5. Describe your writing space. Where do you do your best work? What time of day? Do you have any writing routines you are willing to share?           

I write in my campus office on the fourth floor of Columbine. It has a great view of Pikes Peak and the Rampart Range, and it is quiet most of the time. Working at home has never been productive.
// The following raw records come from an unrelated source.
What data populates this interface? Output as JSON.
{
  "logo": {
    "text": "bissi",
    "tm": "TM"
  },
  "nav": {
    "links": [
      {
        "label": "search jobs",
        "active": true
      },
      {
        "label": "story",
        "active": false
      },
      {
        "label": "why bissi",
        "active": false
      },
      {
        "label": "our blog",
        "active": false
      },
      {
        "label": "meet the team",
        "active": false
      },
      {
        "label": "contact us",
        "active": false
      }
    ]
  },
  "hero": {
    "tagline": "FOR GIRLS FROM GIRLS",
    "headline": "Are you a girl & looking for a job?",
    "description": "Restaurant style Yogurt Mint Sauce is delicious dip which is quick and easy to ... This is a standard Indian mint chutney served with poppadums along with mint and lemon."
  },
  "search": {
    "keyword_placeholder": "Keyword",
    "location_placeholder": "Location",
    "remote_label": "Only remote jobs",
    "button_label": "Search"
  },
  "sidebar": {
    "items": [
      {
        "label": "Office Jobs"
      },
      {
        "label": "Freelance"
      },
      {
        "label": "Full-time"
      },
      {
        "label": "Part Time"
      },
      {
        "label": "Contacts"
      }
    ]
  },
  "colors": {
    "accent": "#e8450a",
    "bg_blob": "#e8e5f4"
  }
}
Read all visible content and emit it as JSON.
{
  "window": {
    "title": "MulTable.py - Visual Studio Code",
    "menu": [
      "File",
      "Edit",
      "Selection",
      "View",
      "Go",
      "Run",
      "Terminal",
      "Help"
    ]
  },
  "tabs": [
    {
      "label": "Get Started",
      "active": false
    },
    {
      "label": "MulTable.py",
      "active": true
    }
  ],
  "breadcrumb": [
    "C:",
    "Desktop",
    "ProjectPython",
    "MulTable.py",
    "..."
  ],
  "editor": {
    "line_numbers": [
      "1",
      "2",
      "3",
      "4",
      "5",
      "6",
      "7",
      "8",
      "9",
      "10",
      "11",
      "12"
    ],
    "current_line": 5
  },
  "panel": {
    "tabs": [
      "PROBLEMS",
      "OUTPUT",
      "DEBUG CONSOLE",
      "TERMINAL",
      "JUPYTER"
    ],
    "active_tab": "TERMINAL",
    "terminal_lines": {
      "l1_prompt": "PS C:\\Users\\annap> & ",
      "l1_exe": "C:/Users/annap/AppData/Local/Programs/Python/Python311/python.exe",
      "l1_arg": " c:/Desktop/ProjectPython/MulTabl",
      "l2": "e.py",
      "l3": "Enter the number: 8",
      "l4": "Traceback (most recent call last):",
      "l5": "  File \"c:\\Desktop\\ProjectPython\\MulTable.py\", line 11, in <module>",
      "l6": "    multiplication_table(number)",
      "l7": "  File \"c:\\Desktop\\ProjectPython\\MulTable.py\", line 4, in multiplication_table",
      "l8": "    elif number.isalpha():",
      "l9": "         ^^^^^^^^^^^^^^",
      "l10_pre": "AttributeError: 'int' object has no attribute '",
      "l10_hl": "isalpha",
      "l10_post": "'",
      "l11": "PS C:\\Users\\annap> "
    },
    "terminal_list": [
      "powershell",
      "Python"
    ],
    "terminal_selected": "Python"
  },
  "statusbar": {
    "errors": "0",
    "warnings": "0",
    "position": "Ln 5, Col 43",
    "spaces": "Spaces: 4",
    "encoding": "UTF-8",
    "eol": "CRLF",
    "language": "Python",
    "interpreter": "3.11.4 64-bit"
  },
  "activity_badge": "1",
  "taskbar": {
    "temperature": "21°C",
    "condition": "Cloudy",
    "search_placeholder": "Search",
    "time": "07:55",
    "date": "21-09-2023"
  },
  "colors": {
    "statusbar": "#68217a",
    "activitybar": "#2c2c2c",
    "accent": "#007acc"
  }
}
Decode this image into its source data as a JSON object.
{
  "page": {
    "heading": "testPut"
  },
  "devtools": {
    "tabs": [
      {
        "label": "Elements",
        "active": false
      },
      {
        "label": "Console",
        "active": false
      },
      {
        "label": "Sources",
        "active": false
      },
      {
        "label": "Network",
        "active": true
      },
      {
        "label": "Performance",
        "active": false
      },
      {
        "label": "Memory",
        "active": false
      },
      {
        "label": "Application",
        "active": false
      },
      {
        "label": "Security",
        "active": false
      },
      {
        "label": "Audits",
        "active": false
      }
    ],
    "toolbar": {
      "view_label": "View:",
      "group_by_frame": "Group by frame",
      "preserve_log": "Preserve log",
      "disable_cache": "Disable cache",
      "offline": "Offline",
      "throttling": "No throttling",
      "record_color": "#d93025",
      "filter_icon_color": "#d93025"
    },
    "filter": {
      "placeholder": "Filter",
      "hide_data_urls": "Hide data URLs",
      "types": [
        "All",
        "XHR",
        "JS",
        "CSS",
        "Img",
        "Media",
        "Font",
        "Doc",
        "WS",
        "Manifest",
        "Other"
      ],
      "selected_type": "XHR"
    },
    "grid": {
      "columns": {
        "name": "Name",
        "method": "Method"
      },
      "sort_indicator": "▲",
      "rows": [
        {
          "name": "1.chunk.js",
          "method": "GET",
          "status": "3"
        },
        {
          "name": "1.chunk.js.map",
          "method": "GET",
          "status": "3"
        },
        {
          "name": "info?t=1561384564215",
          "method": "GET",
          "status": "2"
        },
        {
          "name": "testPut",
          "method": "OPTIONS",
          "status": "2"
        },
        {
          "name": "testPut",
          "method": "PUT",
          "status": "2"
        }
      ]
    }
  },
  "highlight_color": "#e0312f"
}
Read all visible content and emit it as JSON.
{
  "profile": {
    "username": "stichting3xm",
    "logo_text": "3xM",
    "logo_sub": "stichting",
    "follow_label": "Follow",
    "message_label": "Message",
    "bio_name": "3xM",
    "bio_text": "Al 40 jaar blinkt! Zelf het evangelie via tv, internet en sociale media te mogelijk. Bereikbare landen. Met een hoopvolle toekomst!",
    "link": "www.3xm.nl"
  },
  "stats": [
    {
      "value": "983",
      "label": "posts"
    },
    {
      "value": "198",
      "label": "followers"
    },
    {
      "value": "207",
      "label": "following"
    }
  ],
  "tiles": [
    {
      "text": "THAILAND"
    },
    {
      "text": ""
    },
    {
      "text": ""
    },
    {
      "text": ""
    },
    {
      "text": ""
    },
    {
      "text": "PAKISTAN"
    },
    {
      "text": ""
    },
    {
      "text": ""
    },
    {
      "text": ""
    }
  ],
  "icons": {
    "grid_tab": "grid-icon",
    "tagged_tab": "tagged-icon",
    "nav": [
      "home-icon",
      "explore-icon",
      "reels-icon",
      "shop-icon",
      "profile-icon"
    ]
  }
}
I’m a creature of habit and try to get to work between 8 and 8:30 a.m., Monday through Friday. Teaching days are for prepping, teaching, grading, committee meetings, and socializing. Writing days are for writing. After answering emails, I start writing by 9 a.m. with background music playing to create a familiar soundscape to write inside of. It takes about an hour to get to the required concentration level to produce anything worthwhile, but then there’s three or four hours of being in the zone before focus lapses. Then I typically return to edit what’s been written earlier. 1,000 words of finished product in a day is a good day. Many days are not so good: I’m too distracted or too disinterested or too this or too that. On those days, I tinker more with what’s already been written.

6. What new questions for future exploration have you discovered?

Being a philosophy professor is a great gig: if you get bored writing about one thing, there’s always something else to write about. In the last five years, I’ve published articles on free speech and safe spaces at public universities, anti-intellectualism in the MAGA socio-political world, the Robber’s Roost country in Utah, dynamic embodied cognition and mental representation, joint attention in the Middle Paleolithic, and the Nietzsche book. In the next little while, there will probably be more nature essays, more philosophy of mind and consciousness articles, and a book on the evolution of consciousness and language.

UCCS celebrates faculty and staff who author and edit books each year. In recognition of their achievement, and as part of the UCCS Author Spotlight initiative, authors are invited to submit details on their published works.